WHAT YOU HAVE TO DO
Write out the data again exactly, skipping every picture.

EXTRACTED INFORMATION

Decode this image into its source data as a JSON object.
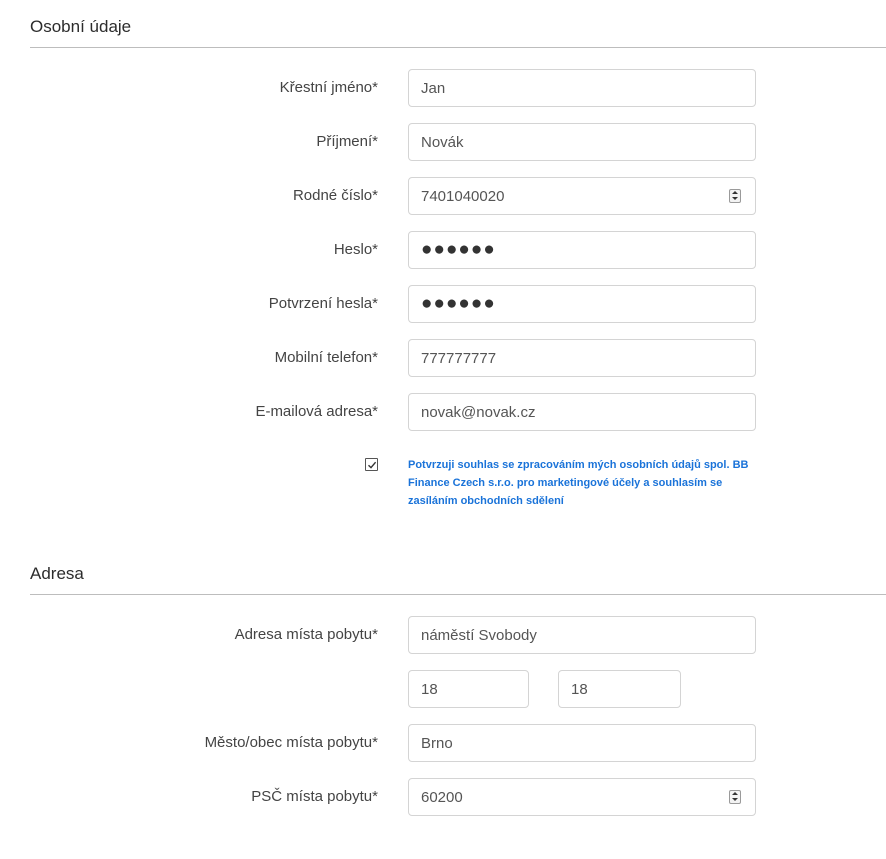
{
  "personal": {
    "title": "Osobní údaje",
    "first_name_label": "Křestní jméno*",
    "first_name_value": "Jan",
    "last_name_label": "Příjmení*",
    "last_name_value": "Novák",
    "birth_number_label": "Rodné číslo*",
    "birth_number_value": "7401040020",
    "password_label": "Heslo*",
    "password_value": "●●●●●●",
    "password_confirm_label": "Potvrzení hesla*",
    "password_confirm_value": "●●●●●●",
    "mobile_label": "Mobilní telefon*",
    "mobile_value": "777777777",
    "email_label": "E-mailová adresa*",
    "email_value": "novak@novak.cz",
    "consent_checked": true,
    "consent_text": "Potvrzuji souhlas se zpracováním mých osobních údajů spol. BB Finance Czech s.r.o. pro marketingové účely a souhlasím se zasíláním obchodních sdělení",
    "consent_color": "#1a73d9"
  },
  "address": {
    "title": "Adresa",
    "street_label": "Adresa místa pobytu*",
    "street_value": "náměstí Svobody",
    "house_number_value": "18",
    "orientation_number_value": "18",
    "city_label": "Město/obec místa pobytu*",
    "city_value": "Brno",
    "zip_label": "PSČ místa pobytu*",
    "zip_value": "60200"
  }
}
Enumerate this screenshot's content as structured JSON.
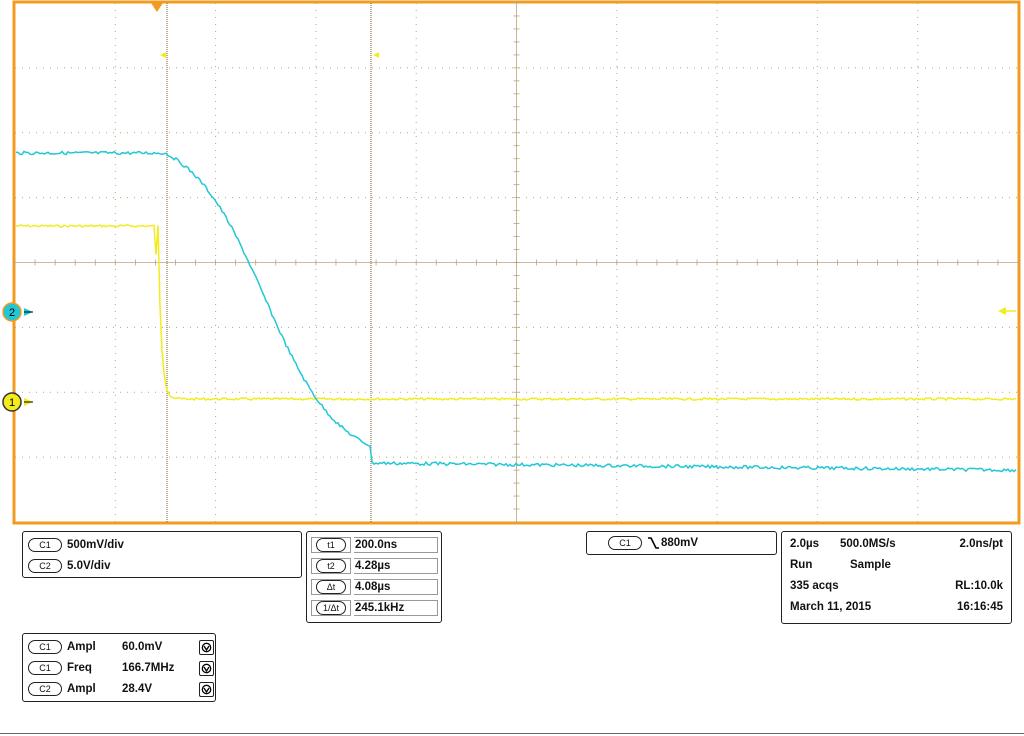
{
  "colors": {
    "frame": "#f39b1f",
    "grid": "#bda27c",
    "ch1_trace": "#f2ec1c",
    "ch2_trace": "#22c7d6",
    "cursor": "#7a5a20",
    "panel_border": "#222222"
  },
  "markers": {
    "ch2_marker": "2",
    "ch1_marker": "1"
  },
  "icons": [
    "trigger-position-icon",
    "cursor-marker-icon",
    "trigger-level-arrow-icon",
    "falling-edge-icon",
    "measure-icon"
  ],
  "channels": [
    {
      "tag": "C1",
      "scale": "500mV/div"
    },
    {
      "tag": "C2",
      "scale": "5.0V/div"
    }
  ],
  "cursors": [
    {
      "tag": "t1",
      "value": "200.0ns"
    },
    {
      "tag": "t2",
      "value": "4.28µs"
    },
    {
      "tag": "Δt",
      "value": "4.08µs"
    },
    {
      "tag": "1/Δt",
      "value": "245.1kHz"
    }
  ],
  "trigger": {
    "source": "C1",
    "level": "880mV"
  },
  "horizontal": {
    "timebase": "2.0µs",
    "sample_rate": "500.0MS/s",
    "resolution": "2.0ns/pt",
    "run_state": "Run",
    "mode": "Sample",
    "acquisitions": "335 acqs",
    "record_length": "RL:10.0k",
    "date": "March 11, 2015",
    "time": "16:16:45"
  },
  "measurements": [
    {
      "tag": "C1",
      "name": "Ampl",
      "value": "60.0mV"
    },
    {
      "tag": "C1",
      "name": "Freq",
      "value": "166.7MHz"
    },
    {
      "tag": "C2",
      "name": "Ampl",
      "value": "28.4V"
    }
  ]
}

TASK RESULT
Decode this image into its source data as a JSON object.
{
  "personal": {
    "title": "Osobní údaje",
    "first_name_label": "Křestní jméno*",
    "first_name_value": "Jan",
    "last_name_label": "Příjmení*",
    "last_name_value": "Novák",
    "birth_number_label": "Rodné číslo*",
    "birth_number_value": "7401040020",
    "password_label": "Heslo*",
    "password_value": "●●●●●●",
    "password_confirm_label": "Potvrzení hesla*",
    "password_confirm_value": "●●●●●●",
    "mobile_label": "Mobilní telefon*",
    "mobile_value": "777777777",
    "email_label": "E-mailová adresa*",
    "email_value": "novak@novak.cz",
    "consent_checked": true,
    "consent_text": "Potvrzuji souhlas se zpracováním mých osobních údajů spol. BB Finance Czech s.r.o. pro marketingové účely a souhlasím se zasíláním obchodních sdělení",
    "consent_color": "#1a73d9"
  },
  "address": {
    "title": "Adresa",
    "street_label": "Adresa místa pobytu*",
    "street_value": "náměstí Svobody",
    "house_number_value": "18",
    "orientation_number_value": "18",
    "city_label": "Město/obec místa pobytu*",
    "city_value": "Brno",
    "zip_label": "PSČ místa pobytu*",
    "zip_value": "60200"
  }
}
Enumerate this screenshot's content as structured JSON.
{
  "colors": {
    "frame": "#f39b1f",
    "grid": "#bda27c",
    "ch1_trace": "#f2ec1c",
    "ch2_trace": "#22c7d6",
    "cursor": "#7a5a20",
    "panel_border": "#222222"
  },
  "markers": {
    "ch2_marker": "2",
    "ch1_marker": "1"
  },
  "icons": [
    "trigger-position-icon",
    "cursor-marker-icon",
    "trigger-level-arrow-icon",
    "falling-edge-icon",
    "measure-icon"
  ],
  "channels": [
    {
      "tag": "C1",
      "scale": "500mV/div"
    },
    {
      "tag": "C2",
      "scale": "5.0V/div"
    }
  ],
  "cursors": [
    {
      "tag": "t1",
      "value": "200.0ns"
    },
    {
      "tag": "t2",
      "value": "4.28µs"
    },
    {
      "tag": "Δt",
      "value": "4.08µs"
    },
    {
      "tag": "1/Δt",
      "value": "245.1kHz"
    }
  ],
  "trigger": {
    "source": "C1",
    "level": "880mV"
  },
  "horizontal": {
    "timebase": "2.0µs",
    "sample_rate": "500.0MS/s",
    "resolution": "2.0ns/pt",
    "run_state": "Run",
    "mode": "Sample",
    "acquisitions": "335 acqs",
    "record_length": "RL:10.0k",
    "date": "March 11, 2015",
    "time": "16:16:45"
  },
  "measurements": [
    {
      "tag": "C1",
      "name": "Ampl",
      "value": "60.0mV"
    },
    {
      "tag": "C1",
      "name": "Freq",
      "value": "166.7MHz"
    },
    {
      "tag": "C2",
      "name": "Ampl",
      "value": "28.4V"
    }
  ]
}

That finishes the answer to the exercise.